Samantha Boures, who manages media and influencer marketing at Book of the Month, told us that she’s taking a hands-off approach to the longer option, letting the influencers she works with guide her strategy instead.
“We really like to allow our partners to be as creative as they’d like in their integrations,” Boures explained via email. “So it is up to our partners if they would like to take advantage of the 10-minute update.”
Zaria Parvez, social media manager for language-learning app Duolingo, isn’t pressing the gas too hard on long TikToks just yet either, saying she’s also looking to influencers for inspo. “Personally, I see this feature being adopted by influencers and vloggers, but that’s not to say brands won’t follow suit,” she told us over email.
While Parvez told us that Duolingo doesn’t have plans to post long-form content in the immediate future, she said she’ll monitor how longer videos perform on the platform and keep an open mind, noting that the brand has always taken a “test and learn” approach to TikTok.
Natalie Held, a freelance social media manager, also told us she’s interested in how influencers lead the way on this update. “For influencers, I think this will challenge some of them into thinking outside the box and figure out how their niche can make the best use of this new time limit,” Held wrote over email.
Overall, the managers we spoke with think the extended length is a good move for TikTok from a business standpoint.
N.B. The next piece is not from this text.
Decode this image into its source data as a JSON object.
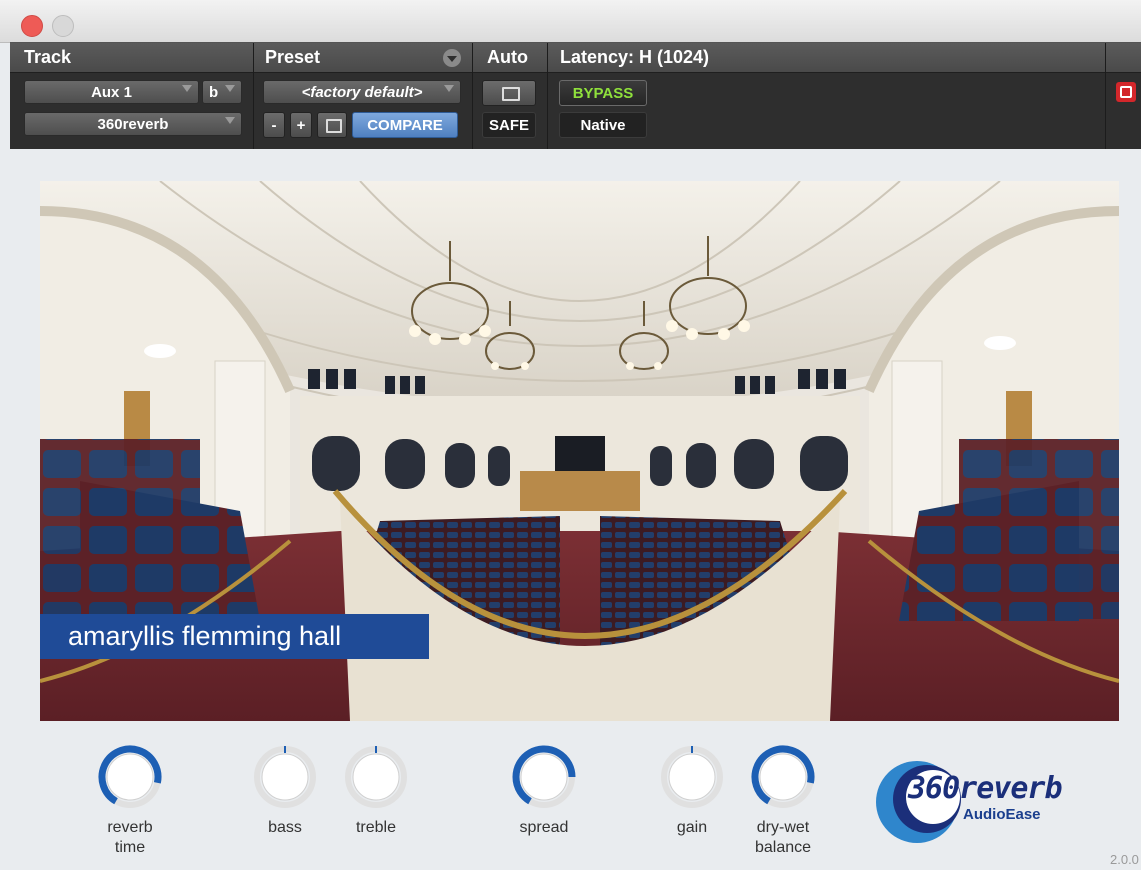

According to Held, longer videos position TikTok as more of a direct YouTube competitor. (YouTube rolled out Shorts, its TikTok competitor, in 2020.)
“We’ve seen TikTok become a real leader in video content, especially after Instagram and Facebook created Reels,” she continued. Held said she’s interested in seeing Instagram’s reaction this time around.
“Overall, I think 10-minute TikToks are a good move for the long-term success of the platform,” Parvez shared, telling us the format option is “definitely a huge indicator that TikTok is trying to overtake YouTube” and become a “one-stop shop for all video content.”
But they’re curious to see how long videos affect content on the platform as a whole. “I’m interested to see how the dynamic of content creation changes on TikTok,” Held said, suggesting that the next era of TikTok could include more documentary, vlog-style, or long-form, storytelling.
“Right now, the first couple seconds of TikToks are crucial to captivating the viewer, so as a SMM, I’m interested in how watch time analytics will play out,” Held added.
Parvez told us she thinks long ‘Tok’s success will depend on how the videos are served. “This could be done through a separate content column in the UI where people can expect long-form content. It’s no secret that attention span has decreased and short form is king on the platform,” she said.
Held was arguably the most skeptical of the social media managers we polled about the future of longer TikToks. “While I’m interested and curious about all this, I’m also a bit fearful about platforming misinformation further, especially with what is going on with Russia and Ukraine right now,” she told us.
But Parvez pointed out that people were wary of TikTok’s three-minute video option when it came out, too. “People were initially skeptical of three-minute videos, but now I see myself and other users engaging well with the slightly longer content. People gravitate toward good content, regardless of its length,” she said.